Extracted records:

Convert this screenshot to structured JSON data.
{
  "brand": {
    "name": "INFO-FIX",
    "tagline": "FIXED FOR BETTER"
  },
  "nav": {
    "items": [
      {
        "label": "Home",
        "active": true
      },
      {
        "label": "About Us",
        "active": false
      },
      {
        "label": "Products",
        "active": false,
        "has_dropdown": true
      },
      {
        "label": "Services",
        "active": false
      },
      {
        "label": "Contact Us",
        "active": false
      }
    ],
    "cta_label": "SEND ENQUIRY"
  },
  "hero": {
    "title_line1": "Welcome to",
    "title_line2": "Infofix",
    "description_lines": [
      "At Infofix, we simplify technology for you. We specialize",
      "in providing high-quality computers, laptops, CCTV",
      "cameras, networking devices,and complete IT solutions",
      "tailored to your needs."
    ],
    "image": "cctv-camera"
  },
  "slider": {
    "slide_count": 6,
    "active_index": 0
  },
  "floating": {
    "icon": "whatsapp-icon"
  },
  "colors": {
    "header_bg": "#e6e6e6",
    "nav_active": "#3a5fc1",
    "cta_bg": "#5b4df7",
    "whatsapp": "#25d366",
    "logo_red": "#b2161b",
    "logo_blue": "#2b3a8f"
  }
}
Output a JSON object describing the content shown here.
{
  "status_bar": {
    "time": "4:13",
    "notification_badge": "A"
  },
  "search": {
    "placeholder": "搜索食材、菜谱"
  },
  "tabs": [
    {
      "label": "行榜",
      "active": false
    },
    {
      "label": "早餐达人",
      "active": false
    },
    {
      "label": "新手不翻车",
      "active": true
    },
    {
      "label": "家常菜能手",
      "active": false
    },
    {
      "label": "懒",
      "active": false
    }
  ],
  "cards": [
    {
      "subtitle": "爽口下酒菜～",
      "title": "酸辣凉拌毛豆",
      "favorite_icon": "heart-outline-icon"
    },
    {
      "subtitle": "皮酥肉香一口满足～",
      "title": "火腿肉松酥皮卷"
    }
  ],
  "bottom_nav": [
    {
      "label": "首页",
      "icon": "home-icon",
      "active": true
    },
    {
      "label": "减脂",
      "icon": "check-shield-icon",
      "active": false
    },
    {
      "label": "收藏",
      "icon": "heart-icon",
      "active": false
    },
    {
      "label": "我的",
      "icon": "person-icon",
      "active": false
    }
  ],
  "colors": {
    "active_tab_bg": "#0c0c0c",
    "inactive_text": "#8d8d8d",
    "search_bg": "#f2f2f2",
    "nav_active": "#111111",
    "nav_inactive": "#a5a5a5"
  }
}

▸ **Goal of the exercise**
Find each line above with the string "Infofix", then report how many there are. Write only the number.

▸ **Solution**
2